If you haven’t seen this yet, here are some videos of what is brewing at Blackboard Project NG (Next Generation):
One thing that I find funny: they are really hyping how you can have one account that lets you log in as a teacher or a student for different classes. They still think they invented that. Even though it existed as far back as 1994 in distance education (and Blackboard came in to existence in 1997).
One thing that really bugs me: Am I the only one that notices how they ripped off iGoogle for their interface? Maybe they worked with Google on this – but I doubt it. Maybe Google open-sourced that designed – who knows. The part that bugs me is that BB is suing those that they think copied them – but here they are blatantly ripping off another company. Just not right in my book.
It does seem like Blackboard has listened to customer complaints, and has stopped burying content and activities under so many layers of links. You can also manage classes in other LMS programs from inside Blackboard (Moodle, Sakai, and WebCT are mentioned – but so Desire2Learn… no shock there) so you can see updates, due dates, and other stuff like that – I assume. Nifty – but I wonder if Blackboard is going to do anything to make that functionality go both ways. I doubt it.
Sadly, some of videos also don’t load. Some do. But I still don’t see anything groundbreaking here. I see stuff that is badly needed in online education – but nothing that hasn’t been seen somewhere else before.
(I must give a disclaimer here – I have pretty much given up on BlackBoard because of the patent and lawsuit silliness. Usuallly, I am not against the big companies, like Microsoft, having a right to exist – even if I presonally don’t like that companies products. But BB has crossed some lines that I feel shouldn’t be crossed.)

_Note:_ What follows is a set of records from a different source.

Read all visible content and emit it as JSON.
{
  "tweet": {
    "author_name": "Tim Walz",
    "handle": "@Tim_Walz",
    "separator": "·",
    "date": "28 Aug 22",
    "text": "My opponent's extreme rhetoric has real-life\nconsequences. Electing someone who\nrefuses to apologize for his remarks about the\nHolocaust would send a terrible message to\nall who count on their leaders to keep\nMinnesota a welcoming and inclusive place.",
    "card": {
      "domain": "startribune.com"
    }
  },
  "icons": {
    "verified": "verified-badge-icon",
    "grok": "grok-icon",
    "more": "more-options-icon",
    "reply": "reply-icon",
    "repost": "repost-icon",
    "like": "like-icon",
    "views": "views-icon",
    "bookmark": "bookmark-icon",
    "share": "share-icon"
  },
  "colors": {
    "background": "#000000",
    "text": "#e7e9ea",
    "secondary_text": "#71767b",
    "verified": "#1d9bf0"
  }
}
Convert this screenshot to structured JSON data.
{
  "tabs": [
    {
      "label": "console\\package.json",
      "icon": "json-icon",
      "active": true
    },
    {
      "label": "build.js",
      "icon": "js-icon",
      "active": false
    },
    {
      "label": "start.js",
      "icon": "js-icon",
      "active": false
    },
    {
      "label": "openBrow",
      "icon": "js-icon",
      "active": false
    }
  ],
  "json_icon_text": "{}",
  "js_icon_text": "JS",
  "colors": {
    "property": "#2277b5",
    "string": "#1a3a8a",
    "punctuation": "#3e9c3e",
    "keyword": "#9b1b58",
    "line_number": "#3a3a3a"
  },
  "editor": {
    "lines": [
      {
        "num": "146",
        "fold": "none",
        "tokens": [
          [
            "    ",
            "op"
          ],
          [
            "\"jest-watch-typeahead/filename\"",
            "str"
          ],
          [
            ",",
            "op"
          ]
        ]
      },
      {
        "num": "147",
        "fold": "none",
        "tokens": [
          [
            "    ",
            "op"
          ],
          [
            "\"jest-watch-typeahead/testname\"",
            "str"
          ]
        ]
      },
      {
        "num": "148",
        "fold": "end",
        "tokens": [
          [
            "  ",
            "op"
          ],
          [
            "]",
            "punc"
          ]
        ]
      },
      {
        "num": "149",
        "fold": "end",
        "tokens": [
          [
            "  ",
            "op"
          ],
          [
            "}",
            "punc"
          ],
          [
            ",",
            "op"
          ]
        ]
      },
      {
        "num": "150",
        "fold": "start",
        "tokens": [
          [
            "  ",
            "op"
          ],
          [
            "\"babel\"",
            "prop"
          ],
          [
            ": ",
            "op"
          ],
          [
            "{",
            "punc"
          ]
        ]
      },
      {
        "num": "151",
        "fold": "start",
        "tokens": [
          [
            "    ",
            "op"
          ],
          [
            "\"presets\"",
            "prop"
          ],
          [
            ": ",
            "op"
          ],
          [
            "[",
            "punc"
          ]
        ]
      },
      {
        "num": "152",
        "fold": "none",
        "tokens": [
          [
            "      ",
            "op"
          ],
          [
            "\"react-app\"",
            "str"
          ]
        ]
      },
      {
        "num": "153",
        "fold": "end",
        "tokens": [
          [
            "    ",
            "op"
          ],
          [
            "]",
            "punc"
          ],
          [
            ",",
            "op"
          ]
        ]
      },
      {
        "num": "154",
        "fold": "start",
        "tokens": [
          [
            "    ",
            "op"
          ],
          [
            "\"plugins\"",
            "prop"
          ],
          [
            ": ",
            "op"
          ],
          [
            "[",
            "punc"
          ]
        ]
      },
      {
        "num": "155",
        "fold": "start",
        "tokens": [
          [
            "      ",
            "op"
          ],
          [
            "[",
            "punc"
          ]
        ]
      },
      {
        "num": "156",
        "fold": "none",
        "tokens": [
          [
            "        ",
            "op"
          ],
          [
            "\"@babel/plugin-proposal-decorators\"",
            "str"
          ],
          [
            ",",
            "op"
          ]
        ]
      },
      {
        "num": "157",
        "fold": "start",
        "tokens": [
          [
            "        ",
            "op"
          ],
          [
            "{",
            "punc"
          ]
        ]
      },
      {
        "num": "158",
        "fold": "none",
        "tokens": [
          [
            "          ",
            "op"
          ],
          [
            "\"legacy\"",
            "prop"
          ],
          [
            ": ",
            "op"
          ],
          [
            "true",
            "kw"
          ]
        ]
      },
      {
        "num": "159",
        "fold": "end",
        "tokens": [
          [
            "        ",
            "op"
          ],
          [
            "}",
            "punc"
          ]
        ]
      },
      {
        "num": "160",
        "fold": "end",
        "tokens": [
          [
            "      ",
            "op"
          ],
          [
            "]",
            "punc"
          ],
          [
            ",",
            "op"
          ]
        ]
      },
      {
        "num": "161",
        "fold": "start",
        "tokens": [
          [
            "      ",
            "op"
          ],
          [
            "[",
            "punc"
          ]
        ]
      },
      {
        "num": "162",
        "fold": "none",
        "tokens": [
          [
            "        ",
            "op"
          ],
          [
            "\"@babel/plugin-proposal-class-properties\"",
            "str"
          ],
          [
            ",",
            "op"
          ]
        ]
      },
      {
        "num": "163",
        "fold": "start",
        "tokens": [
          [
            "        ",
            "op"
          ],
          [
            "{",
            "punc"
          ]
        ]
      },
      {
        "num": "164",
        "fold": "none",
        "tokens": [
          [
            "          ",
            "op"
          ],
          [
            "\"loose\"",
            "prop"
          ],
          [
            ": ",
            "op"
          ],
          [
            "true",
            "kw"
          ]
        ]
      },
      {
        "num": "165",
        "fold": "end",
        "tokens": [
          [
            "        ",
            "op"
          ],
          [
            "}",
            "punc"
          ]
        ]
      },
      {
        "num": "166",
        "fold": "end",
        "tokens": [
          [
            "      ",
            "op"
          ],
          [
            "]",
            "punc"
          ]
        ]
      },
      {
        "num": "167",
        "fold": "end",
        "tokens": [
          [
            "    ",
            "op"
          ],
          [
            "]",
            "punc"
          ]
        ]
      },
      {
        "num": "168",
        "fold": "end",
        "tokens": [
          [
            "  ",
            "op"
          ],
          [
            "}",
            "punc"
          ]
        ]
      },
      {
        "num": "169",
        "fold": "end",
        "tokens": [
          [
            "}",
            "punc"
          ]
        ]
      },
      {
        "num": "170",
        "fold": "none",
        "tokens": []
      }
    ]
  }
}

Matt is currently the Learning Innovation Coordinator with the UT Arlington LINK Research Lab. His research focuses on Learning Theory, Innovation, and learner empowerment. Matt holds a Ph.D. in Learning Technologies from the University of North Texas, a Master of Education in Educational Technology from UT Brownsville, and a Bachelors of Science in Education from Baylor University. His research interests include instructional design, learning pathways, sociocultural theory, heutagogy, virtual reality, and open networked learning. He has a background in instructional design and teaching at both the secondary and university levels and has been an active blogger and conference presenter. He also enjoys networking and collaborative efforts involving faculty, students, administration, and anyone involved in the education process.